→ **PROBLEM REQUIREMENTS**: Go line by line through the entries below and count those containing the string "icon"; give only the count.
RECORDS TO USE START
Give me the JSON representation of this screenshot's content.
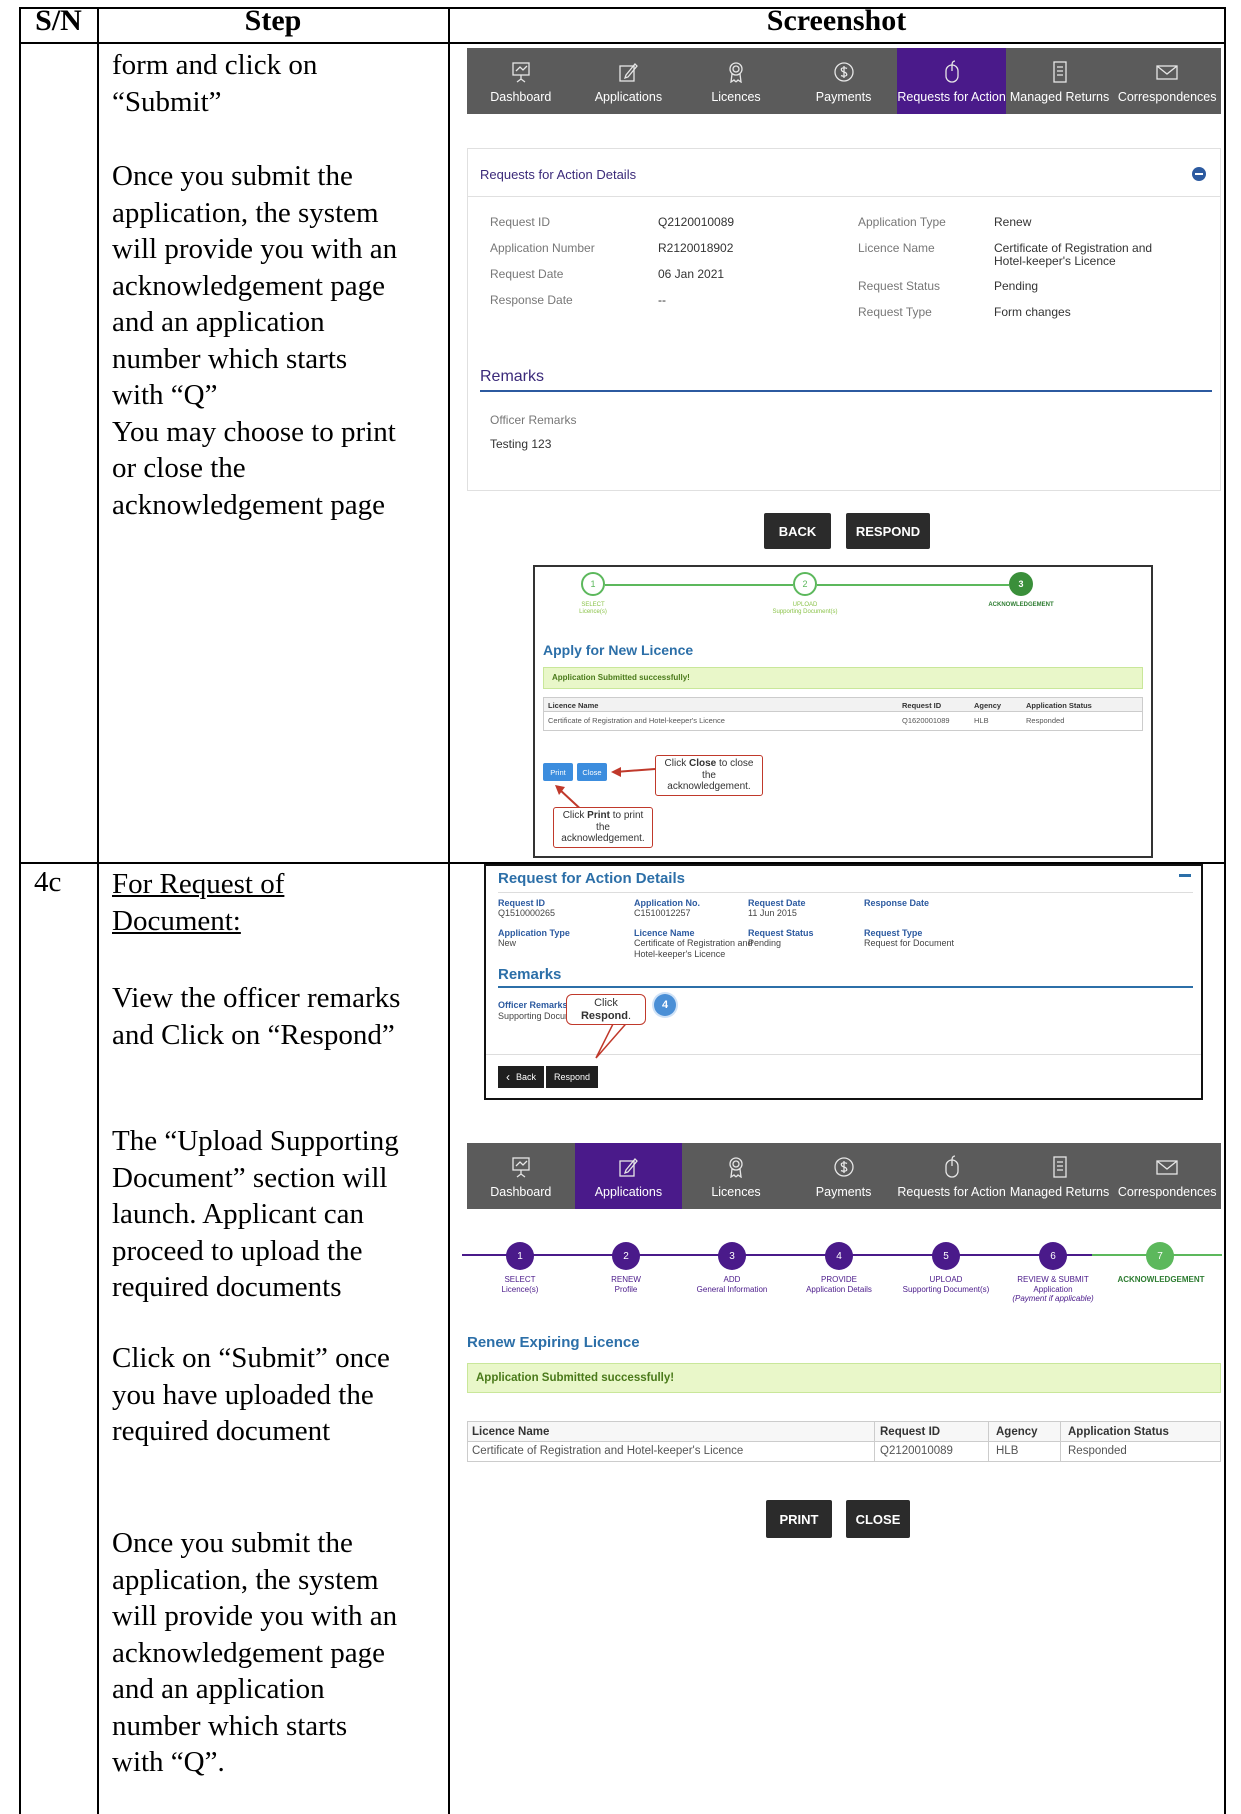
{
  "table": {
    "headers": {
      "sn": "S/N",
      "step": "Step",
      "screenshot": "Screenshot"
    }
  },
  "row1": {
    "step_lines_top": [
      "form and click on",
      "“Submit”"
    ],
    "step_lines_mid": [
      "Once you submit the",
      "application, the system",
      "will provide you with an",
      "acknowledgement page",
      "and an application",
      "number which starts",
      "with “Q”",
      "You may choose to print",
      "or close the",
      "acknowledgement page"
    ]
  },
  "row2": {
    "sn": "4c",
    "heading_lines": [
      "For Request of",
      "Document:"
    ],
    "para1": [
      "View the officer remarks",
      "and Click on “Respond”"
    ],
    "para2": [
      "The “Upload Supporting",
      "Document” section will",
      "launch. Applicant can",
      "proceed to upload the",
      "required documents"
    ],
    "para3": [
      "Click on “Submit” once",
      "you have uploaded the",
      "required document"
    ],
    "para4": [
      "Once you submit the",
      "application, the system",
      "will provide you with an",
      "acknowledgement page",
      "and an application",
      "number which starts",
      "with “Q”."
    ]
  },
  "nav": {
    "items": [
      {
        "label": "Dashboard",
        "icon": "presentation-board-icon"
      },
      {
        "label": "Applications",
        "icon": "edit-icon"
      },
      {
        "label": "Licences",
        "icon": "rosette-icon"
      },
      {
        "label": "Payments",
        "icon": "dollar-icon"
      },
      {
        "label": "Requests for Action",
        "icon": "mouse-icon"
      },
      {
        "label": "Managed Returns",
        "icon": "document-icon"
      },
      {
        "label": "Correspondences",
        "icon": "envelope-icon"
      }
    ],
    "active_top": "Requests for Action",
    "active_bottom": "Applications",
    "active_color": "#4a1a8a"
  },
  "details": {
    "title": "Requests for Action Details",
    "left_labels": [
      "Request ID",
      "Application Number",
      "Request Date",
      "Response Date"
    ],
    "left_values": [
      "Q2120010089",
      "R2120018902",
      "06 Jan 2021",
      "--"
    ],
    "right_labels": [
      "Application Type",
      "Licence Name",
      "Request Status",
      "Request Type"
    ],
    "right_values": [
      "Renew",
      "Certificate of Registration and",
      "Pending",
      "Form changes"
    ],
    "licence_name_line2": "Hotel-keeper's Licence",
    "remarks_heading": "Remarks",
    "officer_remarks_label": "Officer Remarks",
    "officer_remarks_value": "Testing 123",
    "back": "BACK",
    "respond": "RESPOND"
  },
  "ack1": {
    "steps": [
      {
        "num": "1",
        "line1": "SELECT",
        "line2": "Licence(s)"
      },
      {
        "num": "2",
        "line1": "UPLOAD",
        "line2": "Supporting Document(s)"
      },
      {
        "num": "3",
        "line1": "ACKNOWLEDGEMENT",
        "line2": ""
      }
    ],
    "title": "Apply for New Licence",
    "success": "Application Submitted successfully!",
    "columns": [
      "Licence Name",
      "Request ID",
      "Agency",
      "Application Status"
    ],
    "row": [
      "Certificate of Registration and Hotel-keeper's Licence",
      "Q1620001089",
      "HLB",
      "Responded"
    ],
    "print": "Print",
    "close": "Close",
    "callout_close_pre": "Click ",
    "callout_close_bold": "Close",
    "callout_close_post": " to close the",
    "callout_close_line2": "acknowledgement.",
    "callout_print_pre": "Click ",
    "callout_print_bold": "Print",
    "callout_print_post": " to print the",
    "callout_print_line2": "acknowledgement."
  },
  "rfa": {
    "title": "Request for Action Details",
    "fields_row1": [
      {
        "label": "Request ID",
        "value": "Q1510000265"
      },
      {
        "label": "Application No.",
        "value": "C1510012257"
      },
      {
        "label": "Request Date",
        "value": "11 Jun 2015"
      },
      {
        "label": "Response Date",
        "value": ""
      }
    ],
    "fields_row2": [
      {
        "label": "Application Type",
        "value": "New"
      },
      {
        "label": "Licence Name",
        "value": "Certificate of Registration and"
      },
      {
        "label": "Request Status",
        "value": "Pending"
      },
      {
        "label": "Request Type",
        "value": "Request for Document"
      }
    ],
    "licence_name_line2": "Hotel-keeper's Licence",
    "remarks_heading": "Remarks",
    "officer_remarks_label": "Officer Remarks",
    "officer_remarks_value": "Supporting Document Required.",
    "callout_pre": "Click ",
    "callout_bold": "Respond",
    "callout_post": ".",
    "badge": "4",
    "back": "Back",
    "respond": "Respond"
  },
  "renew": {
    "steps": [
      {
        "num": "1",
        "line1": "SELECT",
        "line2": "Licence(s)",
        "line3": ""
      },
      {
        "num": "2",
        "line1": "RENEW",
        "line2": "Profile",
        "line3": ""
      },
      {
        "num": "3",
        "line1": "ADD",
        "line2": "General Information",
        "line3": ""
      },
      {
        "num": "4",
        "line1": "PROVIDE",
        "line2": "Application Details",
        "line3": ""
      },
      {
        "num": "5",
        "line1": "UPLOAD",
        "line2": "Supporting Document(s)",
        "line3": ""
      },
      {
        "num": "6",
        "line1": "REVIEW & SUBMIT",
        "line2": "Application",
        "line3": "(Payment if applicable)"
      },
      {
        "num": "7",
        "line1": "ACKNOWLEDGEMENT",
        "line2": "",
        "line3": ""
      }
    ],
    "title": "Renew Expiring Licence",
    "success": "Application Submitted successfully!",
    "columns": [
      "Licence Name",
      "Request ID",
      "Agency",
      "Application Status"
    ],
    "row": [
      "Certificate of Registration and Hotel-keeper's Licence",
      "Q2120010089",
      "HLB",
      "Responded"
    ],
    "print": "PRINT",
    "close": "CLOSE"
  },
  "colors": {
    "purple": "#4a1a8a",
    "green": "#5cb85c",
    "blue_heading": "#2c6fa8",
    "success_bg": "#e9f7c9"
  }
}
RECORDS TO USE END
→ **SOLUTION BELOW**: 7